**WHAT IS REQUIRED:**
Look through the data below and work out how many lines hold "JSON"; state only the number.

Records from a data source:
•••

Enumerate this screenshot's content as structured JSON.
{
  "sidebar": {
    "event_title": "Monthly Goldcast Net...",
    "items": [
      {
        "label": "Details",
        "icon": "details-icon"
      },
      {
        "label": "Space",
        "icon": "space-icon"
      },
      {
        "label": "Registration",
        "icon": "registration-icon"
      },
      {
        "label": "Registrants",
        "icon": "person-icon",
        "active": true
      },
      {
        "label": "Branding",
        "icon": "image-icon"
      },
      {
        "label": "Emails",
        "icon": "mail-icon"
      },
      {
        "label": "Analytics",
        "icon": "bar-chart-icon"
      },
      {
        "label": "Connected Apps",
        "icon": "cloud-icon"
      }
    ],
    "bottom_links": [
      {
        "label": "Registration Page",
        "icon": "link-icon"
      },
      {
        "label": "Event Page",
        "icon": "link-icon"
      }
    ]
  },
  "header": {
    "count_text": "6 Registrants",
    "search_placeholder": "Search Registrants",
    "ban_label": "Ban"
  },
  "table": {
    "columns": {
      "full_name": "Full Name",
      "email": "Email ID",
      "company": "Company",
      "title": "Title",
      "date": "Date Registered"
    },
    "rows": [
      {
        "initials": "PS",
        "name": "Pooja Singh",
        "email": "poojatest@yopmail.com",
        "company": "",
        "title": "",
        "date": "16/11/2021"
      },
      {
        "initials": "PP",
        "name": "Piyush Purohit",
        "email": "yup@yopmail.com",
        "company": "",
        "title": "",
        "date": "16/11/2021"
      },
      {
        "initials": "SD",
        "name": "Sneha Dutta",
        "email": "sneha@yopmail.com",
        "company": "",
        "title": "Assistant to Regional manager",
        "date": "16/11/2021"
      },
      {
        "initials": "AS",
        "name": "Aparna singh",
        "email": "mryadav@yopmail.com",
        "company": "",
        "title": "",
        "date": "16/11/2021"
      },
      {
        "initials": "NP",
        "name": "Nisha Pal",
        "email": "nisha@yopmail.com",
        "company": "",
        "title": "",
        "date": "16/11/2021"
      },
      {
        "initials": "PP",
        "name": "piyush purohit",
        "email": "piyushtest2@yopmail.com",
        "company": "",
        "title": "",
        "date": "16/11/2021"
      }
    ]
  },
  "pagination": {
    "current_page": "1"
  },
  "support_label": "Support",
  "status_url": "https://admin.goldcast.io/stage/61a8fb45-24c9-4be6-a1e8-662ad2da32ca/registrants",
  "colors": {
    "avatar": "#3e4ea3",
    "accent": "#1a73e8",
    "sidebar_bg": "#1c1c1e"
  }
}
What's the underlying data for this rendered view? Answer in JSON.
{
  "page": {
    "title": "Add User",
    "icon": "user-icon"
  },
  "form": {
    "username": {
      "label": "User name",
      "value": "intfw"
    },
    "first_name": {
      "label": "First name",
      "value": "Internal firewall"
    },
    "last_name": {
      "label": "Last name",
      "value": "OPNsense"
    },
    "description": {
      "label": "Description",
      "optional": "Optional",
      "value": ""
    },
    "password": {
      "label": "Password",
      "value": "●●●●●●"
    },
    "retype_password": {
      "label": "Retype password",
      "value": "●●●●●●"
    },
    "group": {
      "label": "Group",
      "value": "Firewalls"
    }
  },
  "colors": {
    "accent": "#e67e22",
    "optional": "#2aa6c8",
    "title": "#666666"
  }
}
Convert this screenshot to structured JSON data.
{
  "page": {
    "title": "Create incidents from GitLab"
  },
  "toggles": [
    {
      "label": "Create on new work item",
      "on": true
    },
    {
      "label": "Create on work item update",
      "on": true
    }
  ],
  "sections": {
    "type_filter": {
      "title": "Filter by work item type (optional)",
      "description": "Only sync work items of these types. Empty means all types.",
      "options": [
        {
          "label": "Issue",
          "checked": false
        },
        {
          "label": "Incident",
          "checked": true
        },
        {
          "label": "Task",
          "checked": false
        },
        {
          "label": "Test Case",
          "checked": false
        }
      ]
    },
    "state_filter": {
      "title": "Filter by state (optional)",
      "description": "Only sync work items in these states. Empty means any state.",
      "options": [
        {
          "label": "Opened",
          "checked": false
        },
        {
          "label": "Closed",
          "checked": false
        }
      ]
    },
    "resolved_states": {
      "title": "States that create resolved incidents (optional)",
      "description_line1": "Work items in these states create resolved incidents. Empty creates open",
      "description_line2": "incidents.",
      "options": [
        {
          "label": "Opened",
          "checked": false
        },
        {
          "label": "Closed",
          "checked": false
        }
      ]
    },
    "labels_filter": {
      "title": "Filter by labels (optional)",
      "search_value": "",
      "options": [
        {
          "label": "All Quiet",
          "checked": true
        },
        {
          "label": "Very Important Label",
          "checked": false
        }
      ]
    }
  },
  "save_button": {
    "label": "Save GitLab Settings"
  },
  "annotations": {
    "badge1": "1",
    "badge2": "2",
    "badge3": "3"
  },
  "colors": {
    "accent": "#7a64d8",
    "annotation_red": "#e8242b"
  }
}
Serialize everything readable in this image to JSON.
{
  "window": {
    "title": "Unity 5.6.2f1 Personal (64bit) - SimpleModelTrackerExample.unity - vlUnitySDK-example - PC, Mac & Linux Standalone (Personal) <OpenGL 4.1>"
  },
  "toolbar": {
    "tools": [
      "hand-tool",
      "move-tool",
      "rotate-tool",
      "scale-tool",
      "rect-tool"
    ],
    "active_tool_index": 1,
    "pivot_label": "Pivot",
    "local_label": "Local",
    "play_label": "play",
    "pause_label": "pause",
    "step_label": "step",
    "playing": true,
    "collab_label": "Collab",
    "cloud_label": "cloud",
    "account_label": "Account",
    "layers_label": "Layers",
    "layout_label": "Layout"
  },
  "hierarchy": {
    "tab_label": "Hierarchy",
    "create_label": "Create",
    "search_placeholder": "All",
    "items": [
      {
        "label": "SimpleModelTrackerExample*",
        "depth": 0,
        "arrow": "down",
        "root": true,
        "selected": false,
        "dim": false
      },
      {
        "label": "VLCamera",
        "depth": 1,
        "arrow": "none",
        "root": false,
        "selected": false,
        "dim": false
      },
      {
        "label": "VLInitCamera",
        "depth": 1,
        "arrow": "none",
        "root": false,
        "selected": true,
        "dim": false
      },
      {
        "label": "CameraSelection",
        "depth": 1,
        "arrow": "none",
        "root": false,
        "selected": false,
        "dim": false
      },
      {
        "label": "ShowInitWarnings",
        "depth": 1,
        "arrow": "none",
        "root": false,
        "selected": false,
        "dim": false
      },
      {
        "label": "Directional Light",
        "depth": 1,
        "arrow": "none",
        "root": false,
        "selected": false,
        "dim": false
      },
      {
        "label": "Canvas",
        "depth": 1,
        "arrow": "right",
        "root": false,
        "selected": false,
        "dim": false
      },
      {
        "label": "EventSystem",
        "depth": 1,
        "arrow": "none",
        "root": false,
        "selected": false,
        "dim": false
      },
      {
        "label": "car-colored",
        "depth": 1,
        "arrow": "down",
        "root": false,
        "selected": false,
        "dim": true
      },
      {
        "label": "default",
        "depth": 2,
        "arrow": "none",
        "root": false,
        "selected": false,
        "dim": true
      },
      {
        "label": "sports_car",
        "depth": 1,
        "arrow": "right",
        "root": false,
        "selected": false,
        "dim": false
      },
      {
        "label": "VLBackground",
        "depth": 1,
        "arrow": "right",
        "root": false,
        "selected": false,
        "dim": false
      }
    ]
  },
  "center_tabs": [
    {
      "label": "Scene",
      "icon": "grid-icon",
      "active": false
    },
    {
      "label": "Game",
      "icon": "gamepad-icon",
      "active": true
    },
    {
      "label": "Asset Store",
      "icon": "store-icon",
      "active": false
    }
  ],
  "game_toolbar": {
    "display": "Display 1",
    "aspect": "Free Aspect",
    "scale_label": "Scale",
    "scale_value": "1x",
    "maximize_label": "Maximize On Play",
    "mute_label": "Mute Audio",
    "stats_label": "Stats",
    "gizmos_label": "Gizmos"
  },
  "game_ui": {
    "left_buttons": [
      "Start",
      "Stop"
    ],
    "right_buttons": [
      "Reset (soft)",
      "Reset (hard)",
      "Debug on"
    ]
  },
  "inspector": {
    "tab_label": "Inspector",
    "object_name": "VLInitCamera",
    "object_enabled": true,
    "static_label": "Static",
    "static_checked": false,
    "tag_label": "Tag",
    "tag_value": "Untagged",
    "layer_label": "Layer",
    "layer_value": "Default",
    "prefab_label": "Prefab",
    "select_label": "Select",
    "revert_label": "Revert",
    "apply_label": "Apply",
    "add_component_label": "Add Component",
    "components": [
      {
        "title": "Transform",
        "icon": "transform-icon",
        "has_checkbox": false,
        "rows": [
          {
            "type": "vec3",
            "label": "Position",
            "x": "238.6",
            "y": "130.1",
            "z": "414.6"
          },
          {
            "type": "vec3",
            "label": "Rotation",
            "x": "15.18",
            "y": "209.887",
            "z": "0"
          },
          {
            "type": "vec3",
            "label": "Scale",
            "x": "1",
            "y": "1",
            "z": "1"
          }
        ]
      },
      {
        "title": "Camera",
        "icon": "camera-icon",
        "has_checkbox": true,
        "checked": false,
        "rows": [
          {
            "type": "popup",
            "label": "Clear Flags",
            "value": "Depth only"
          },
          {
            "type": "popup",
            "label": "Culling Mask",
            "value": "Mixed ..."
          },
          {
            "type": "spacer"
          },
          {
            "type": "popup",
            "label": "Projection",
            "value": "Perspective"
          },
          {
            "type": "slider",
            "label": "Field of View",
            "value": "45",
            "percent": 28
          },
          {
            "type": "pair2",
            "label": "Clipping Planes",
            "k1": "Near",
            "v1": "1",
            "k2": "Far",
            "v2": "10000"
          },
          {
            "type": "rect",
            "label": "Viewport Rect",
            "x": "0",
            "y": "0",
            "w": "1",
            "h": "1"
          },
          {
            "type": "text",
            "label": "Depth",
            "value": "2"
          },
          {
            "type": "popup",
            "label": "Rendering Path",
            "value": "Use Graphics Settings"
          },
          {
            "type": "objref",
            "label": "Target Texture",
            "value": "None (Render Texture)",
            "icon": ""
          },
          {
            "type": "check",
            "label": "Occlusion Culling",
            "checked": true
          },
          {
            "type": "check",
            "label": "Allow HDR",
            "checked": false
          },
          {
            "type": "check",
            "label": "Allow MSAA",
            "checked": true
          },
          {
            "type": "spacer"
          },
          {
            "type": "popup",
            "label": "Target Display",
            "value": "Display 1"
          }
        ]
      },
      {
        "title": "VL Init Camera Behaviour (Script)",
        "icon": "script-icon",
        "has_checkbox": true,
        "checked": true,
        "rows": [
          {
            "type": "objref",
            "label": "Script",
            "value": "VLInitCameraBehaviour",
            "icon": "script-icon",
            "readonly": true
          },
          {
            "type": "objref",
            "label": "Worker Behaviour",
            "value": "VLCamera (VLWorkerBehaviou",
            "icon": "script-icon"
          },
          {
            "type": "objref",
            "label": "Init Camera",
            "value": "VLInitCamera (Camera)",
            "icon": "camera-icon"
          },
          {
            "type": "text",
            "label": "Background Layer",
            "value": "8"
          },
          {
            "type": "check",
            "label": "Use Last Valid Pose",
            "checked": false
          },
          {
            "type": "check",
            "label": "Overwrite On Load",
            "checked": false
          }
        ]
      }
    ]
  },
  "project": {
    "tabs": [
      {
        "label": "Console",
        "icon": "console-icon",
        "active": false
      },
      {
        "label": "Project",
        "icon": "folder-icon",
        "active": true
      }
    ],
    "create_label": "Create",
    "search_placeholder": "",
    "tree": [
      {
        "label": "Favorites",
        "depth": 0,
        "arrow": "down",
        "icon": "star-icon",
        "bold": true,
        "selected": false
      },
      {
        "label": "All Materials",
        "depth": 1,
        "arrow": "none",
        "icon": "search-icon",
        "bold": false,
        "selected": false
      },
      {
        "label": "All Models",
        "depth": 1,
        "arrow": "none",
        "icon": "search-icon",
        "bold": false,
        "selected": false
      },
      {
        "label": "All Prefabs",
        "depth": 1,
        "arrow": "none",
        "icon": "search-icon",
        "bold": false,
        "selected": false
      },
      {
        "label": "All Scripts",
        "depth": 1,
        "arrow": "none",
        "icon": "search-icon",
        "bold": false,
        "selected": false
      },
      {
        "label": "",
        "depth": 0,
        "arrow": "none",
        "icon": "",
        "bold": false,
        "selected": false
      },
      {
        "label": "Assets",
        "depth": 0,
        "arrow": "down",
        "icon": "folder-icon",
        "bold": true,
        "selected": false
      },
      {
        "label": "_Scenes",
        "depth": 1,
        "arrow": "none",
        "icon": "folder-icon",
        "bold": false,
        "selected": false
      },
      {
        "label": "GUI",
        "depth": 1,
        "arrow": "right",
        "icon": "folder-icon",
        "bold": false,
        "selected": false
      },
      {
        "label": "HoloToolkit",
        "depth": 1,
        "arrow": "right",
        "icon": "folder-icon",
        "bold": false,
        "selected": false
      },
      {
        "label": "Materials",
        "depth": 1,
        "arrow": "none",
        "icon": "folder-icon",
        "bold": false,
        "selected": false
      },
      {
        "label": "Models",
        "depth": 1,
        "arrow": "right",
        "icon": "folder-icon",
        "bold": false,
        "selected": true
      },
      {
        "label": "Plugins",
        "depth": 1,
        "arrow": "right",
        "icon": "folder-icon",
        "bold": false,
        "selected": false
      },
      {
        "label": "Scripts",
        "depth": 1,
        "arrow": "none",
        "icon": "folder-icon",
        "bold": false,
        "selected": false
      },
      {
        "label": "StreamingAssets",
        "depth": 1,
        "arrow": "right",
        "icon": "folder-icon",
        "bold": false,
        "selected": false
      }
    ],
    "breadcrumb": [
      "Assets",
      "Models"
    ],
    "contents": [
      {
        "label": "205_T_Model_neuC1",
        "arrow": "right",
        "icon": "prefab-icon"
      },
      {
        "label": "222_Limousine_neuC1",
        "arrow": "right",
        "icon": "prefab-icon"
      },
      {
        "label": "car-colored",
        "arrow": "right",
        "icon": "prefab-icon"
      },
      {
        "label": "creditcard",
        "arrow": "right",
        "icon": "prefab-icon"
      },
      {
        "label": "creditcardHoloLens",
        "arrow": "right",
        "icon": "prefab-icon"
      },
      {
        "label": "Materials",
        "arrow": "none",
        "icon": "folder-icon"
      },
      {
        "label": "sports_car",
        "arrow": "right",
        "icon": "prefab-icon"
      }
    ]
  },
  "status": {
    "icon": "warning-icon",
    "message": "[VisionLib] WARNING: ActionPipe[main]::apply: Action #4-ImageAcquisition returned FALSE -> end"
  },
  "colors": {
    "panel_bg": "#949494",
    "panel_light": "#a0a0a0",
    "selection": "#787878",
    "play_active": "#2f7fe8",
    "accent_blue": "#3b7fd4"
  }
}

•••

**OUTPUT FOR THIS EXERCISE:**
4